With no images included, output each entry below exactly as it appears.

Provided data section start

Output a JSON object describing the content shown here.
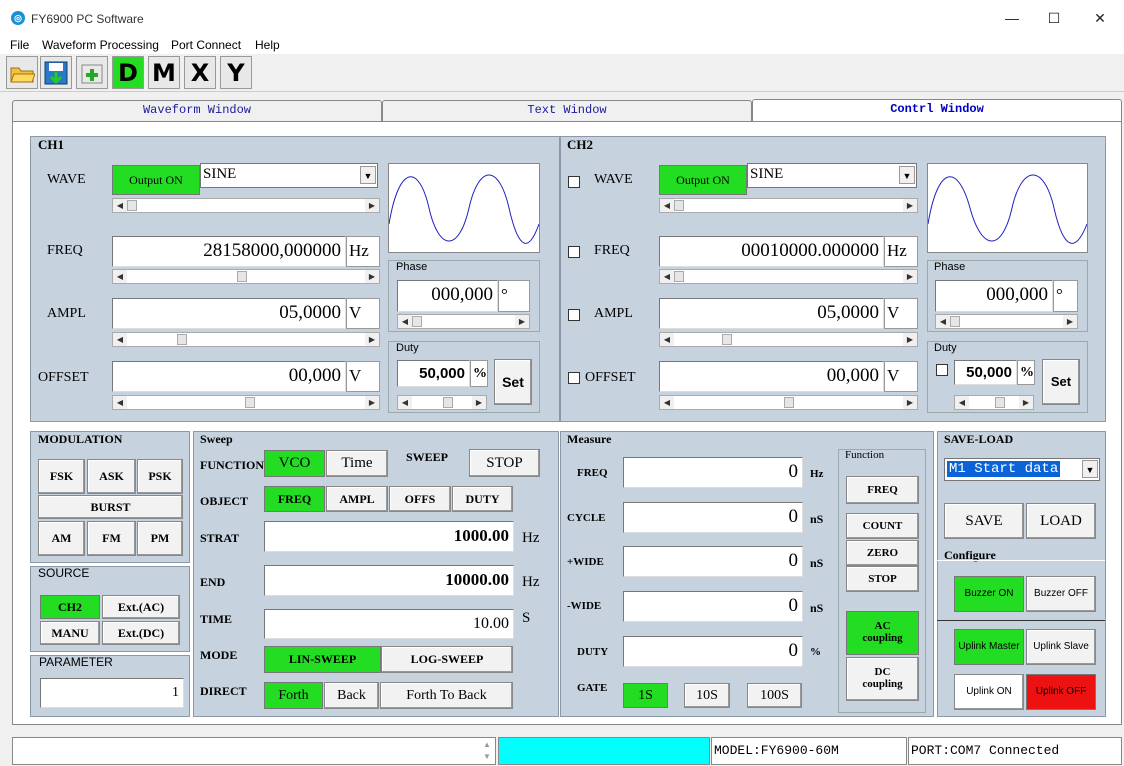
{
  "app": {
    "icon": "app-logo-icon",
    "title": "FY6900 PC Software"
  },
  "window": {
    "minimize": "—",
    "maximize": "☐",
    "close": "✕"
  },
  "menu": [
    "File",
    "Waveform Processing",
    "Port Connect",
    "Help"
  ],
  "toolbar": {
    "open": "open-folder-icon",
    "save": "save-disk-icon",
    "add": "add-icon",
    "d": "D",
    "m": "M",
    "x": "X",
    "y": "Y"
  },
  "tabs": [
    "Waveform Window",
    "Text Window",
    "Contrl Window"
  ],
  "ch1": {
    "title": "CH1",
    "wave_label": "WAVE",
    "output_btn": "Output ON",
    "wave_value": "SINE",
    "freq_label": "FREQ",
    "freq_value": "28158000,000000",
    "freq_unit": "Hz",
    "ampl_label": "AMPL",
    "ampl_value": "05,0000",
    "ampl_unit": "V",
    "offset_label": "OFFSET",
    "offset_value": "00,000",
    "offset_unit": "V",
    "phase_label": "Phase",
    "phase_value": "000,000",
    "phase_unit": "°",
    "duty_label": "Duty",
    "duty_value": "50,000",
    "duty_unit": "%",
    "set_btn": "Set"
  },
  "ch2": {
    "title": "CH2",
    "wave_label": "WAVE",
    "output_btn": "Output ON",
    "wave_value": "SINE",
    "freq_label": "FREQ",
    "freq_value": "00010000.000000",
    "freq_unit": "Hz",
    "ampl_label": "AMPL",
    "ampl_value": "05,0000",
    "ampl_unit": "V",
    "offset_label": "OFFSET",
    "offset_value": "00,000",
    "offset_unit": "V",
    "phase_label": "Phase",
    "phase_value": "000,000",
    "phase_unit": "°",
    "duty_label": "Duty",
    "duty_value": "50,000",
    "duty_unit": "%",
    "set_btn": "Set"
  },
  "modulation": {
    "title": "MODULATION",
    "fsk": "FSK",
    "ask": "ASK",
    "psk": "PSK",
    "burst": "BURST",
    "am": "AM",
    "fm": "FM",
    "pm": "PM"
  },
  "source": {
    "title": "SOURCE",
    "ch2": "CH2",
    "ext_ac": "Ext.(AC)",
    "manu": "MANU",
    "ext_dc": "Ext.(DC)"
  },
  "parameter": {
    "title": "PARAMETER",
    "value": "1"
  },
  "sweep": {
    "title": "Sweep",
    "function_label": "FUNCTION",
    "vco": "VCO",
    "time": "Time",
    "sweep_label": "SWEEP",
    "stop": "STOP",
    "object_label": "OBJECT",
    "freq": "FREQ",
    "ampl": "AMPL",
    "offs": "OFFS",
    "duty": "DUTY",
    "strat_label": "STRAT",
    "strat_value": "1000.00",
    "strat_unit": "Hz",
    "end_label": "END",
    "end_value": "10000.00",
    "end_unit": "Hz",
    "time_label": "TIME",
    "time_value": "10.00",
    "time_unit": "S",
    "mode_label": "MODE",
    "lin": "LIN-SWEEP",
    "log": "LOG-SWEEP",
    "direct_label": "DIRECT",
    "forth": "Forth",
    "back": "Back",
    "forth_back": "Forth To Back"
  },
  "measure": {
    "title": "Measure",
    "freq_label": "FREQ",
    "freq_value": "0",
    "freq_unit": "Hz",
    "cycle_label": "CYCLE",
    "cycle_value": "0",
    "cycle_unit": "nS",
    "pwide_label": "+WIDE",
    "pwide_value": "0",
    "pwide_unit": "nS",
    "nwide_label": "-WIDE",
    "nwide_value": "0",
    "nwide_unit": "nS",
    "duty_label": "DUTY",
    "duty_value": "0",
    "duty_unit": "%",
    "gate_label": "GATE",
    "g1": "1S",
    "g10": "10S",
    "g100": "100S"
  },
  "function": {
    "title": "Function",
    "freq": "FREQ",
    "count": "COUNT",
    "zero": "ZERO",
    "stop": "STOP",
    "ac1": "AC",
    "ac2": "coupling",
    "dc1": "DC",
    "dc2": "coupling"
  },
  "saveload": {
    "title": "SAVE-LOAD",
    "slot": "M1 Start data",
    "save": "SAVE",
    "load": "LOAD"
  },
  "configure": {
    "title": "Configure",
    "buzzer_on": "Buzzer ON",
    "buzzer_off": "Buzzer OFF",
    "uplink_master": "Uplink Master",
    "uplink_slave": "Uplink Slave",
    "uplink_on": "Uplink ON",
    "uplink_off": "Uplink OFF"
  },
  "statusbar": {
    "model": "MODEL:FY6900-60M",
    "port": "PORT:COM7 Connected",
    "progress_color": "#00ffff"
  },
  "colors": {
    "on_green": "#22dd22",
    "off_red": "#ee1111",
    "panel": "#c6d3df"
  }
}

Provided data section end

- Task answer
Output a JSON object describing the content shown here.
{
  "app": {
    "icon": "app-logo-icon",
    "title": "FY6900 PC Software"
  },
  "window": {
    "minimize": "—",
    "maximize": "☐",
    "close": "✕"
  },
  "menu": [
    "File",
    "Waveform Processing",
    "Port Connect",
    "Help"
  ],
  "toolbar": {
    "open": "open-folder-icon",
    "save": "save-disk-icon",
    "add": "add-icon",
    "d": "D",
    "m": "M",
    "x": "X",
    "y": "Y"
  },
  "tabs": [
    "Waveform Window",
    "Text Window",
    "Contrl Window"
  ],
  "ch1": {
    "title": "CH1",
    "wave_label": "WAVE",
    "output_btn": "Output ON",
    "wave_value": "SINE",
    "freq_label": "FREQ",
    "freq_value": "28158000,000000",
    "freq_unit": "Hz",
    "ampl_label": "AMPL",
    "ampl_value": "05,0000",
    "ampl_unit": "V",
    "offset_label": "OFFSET",
    "offset_value": "00,000",
    "offset_unit": "V",
    "phase_label": "Phase",
    "phase_value": "000,000",
    "phase_unit": "°",
    "duty_label": "Duty",
    "duty_value": "50,000",
    "duty_unit": "%",
    "set_btn": "Set"
  },
  "ch2": {
    "title": "CH2",
    "wave_label": "WAVE",
    "output_btn": "Output ON",
    "wave_value": "SINE",
    "freq_label": "FREQ",
    "freq_value": "00010000.000000",
    "freq_unit": "Hz",
    "ampl_label": "AMPL",
    "ampl_value": "05,0000",
    "ampl_unit": "V",
    "offset_label": "OFFSET",
    "offset_value": "00,000",
    "offset_unit": "V",
    "phase_label": "Phase",
    "phase_value": "000,000",
    "phase_unit": "°",
    "duty_label": "Duty",
    "duty_value": "50,000",
    "duty_unit": "%",
    "set_btn": "Set"
  },
  "modulation": {
    "title": "MODULATION",
    "fsk": "FSK",
    "ask": "ASK",
    "psk": "PSK",
    "burst": "BURST",
    "am": "AM",
    "fm": "FM",
    "pm": "PM"
  },
  "source": {
    "title": "SOURCE",
    "ch2": "CH2",
    "ext_ac": "Ext.(AC)",
    "manu": "MANU",
    "ext_dc": "Ext.(DC)"
  },
  "parameter": {
    "title": "PARAMETER",
    "value": "1"
  },
  "sweep": {
    "title": "Sweep",
    "function_label": "FUNCTION",
    "vco": "VCO",
    "time": "Time",
    "sweep_label": "SWEEP",
    "stop": "STOP",
    "object_label": "OBJECT",
    "freq": "FREQ",
    "ampl": "AMPL",
    "offs": "OFFS",
    "duty": "DUTY",
    "strat_label": "STRAT",
    "strat_value": "1000.00",
    "strat_unit": "Hz",
    "end_label": "END",
    "end_value": "10000.00",
    "end_unit": "Hz",
    "time_label": "TIME",
    "time_value": "10.00",
    "time_unit": "S",
    "mode_label": "MODE",
    "lin": "LIN-SWEEP",
    "log": "LOG-SWEEP",
    "direct_label": "DIRECT",
    "forth": "Forth",
    "back": "Back",
    "forth_back": "Forth To Back"
  },
  "measure": {
    "title": "Measure",
    "freq_label": "FREQ",
    "freq_value": "0",
    "freq_unit": "Hz",
    "cycle_label": "CYCLE",
    "cycle_value": "0",
    "cycle_unit": "nS",
    "pwide_label": "+WIDE",
    "pwide_value": "0",
    "pwide_unit": "nS",
    "nwide_label": "-WIDE",
    "nwide_value": "0",
    "nwide_unit": "nS",
    "duty_label": "DUTY",
    "duty_value": "0",
    "duty_unit": "%",
    "gate_label": "GATE",
    "g1": "1S",
    "g10": "10S",
    "g100": "100S"
  },
  "function": {
    "title": "Function",
    "freq": "FREQ",
    "count": "COUNT",
    "zero": "ZERO",
    "stop": "STOP",
    "ac1": "AC",
    "ac2": "coupling",
    "dc1": "DC",
    "dc2": "coupling"
  },
  "saveload": {
    "title": "SAVE-LOAD",
    "slot": "M1 Start data",
    "save": "SAVE",
    "load": "LOAD"
  },
  "configure": {
    "title": "Configure",
    "buzzer_on": "Buzzer ON",
    "buzzer_off": "Buzzer OFF",
    "uplink_master": "Uplink Master",
    "uplink_slave": "Uplink Slave",
    "uplink_on": "Uplink ON",
    "uplink_off": "Uplink OFF"
  },
  "statusbar": {
    "model": "MODEL:FY6900-60M",
    "port": "PORT:COM7 Connected",
    "progress_color": "#00ffff"
  },
  "colors": {
    "on_green": "#22dd22",
    "off_red": "#ee1111",
    "panel": "#c6d3df"
  }
}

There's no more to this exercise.